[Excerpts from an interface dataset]
**********

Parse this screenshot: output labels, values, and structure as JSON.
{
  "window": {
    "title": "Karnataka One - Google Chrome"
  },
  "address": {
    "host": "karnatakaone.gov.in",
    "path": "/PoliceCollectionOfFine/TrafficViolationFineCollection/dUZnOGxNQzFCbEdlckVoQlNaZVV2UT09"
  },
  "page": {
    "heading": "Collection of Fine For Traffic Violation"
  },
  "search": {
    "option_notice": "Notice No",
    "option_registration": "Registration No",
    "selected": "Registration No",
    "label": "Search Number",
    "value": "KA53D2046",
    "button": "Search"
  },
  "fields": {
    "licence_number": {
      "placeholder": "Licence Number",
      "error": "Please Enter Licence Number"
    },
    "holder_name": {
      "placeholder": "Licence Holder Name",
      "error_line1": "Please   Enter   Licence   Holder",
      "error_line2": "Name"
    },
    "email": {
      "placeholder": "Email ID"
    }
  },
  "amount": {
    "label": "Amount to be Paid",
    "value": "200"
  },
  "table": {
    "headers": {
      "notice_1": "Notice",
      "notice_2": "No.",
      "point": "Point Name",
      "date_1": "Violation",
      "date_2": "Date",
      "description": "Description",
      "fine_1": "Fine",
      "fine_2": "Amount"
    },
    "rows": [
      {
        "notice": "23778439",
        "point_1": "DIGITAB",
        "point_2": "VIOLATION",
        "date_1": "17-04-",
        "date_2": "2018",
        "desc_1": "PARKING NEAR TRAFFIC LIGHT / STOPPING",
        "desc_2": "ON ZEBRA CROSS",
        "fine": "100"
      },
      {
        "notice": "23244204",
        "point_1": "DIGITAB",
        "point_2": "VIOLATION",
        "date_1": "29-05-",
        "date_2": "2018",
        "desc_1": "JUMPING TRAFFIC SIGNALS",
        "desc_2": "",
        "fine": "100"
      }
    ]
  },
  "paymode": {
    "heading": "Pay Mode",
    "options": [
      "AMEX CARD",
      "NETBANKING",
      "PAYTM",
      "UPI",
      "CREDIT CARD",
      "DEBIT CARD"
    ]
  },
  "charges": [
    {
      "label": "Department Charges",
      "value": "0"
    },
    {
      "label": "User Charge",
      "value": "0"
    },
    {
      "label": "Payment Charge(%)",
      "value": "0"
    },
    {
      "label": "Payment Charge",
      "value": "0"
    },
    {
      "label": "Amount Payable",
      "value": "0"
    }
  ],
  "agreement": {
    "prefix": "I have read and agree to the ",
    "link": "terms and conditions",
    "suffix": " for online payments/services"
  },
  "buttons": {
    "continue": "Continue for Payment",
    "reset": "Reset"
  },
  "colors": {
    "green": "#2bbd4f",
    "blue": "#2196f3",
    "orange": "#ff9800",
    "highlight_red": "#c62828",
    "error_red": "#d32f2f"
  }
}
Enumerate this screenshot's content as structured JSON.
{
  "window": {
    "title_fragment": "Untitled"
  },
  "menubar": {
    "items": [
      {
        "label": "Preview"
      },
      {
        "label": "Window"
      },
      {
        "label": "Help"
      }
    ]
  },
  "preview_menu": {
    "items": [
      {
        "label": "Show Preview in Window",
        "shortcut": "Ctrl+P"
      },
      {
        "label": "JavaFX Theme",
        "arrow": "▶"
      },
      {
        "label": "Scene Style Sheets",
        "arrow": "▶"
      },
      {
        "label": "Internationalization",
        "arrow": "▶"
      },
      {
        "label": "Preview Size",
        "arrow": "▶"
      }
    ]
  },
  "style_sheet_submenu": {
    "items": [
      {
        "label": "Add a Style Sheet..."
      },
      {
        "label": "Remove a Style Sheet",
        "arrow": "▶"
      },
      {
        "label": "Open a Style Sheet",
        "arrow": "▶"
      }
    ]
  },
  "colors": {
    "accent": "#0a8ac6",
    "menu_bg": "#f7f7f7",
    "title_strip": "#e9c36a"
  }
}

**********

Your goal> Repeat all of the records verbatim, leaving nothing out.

Exercise answer>
Parse this screenshot: output labels, values, and structure as JSON.
{
  "window": {
    "title": "Karnataka One - Google Chrome"
  },
  "address": {
    "host": "karnatakaone.gov.in",
    "path": "/PoliceCollectionOfFine/TrafficViolationFineCollection/dUZnOGxNQzFCbEdlckVoQlNaZVV2UT09"
  },
  "page": {
    "heading": "Collection of Fine For Traffic Violation"
  },
  "search": {
    "option_notice": "Notice No",
    "option_registration": "Registration No",
    "selected": "Registration No",
    "label": "Search Number",
    "value": "KA53D2046",
    "button": "Search"
  },
  "fields": {
    "licence_number": {
      "placeholder": "Licence Number",
      "error": "Please Enter Licence Number"
    },
    "holder_name": {
      "placeholder": "Licence Holder Name",
      "error_line1": "Please   Enter   Licence   Holder",
      "error_line2": "Name"
    },
    "email": {
      "placeholder": "Email ID"
    }
  },
  "amount": {
    "label": "Amount to be Paid",
    "value": "200"
  },
  "table": {
    "headers": {
      "notice_1": "Notice",
      "notice_2": "No.",
      "point": "Point Name",
      "date_1": "Violation",
      "date_2": "Date",
      "description": "Description",
      "fine_1": "Fine",
      "fine_2": "Amount"
    },
    "rows": [
      {
        "notice": "23778439",
        "point_1": "DIGITAB",
        "point_2": "VIOLATION",
        "date_1": "17-04-",
        "date_2": "2018",
        "desc_1": "PARKING NEAR TRAFFIC LIGHT / STOPPING",
        "desc_2": "ON ZEBRA CROSS",
        "fine": "100"
      },
      {
        "notice": "23244204",
        "point_1": "DIGITAB",
        "point_2": "VIOLATION",
        "date_1": "29-05-",
        "date_2": "2018",
        "desc_1": "JUMPING TRAFFIC SIGNALS",
        "desc_2": "",
        "fine": "100"
      }
    ]
  },
  "paymode": {
    "heading": "Pay Mode",
    "options": [
      "AMEX CARD",
      "NETBANKING",
      "PAYTM",
      "UPI",
      "CREDIT CARD",
      "DEBIT CARD"
    ]
  },
  "charges": [
    {
      "label": "Department Charges",
      "value": "0"
    },
    {
      "label": "User Charge",
      "value": "0"
    },
    {
      "label": "Payment Charge(%)",
      "value": "0"
    },
    {
      "label": "Payment Charge",
      "value": "0"
    },
    {
      "label": "Amount Payable",
      "value": "0"
    }
  ],
  "agreement": {
    "prefix": "I have read and agree to the ",
    "link": "terms and conditions",
    "suffix": " for online payments/services"
  },
  "buttons": {
    "continue": "Continue for Payment",
    "reset": "Reset"
  },
  "colors": {
    "green": "#2bbd4f",
    "blue": "#2196f3",
    "orange": "#ff9800",
    "highlight_red": "#c62828",
    "error_red": "#d32f2f"
  }
}
Enumerate this screenshot's content as structured JSON.
{
  "window": {
    "title_fragment": "Untitled"
  },
  "menubar": {
    "items": [
      {
        "label": "Preview"
      },
      {
        "label": "Window"
      },
      {
        "label": "Help"
      }
    ]
  },
  "preview_menu": {
    "items": [
      {
        "label": "Show Preview in Window",
        "shortcut": "Ctrl+P"
      },
      {
        "label": "JavaFX Theme",
        "arrow": "▶"
      },
      {
        "label": "Scene Style Sheets",
        "arrow": "▶"
      },
      {
        "label": "Internationalization",
        "arrow": "▶"
      },
      {
        "label": "Preview Size",
        "arrow": "▶"
      }
    ]
  },
  "style_sheet_submenu": {
    "items": [
      {
        "label": "Add a Style Sheet..."
      },
      {
        "label": "Remove a Style Sheet",
        "arrow": "▶"
      },
      {
        "label": "Open a Style Sheet",
        "arrow": "▶"
      }
    ]
  },
  "colors": {
    "accent": "#0a8ac6",
    "menu_bg": "#f7f7f7",
    "title_strip": "#e9c36a"
  }
}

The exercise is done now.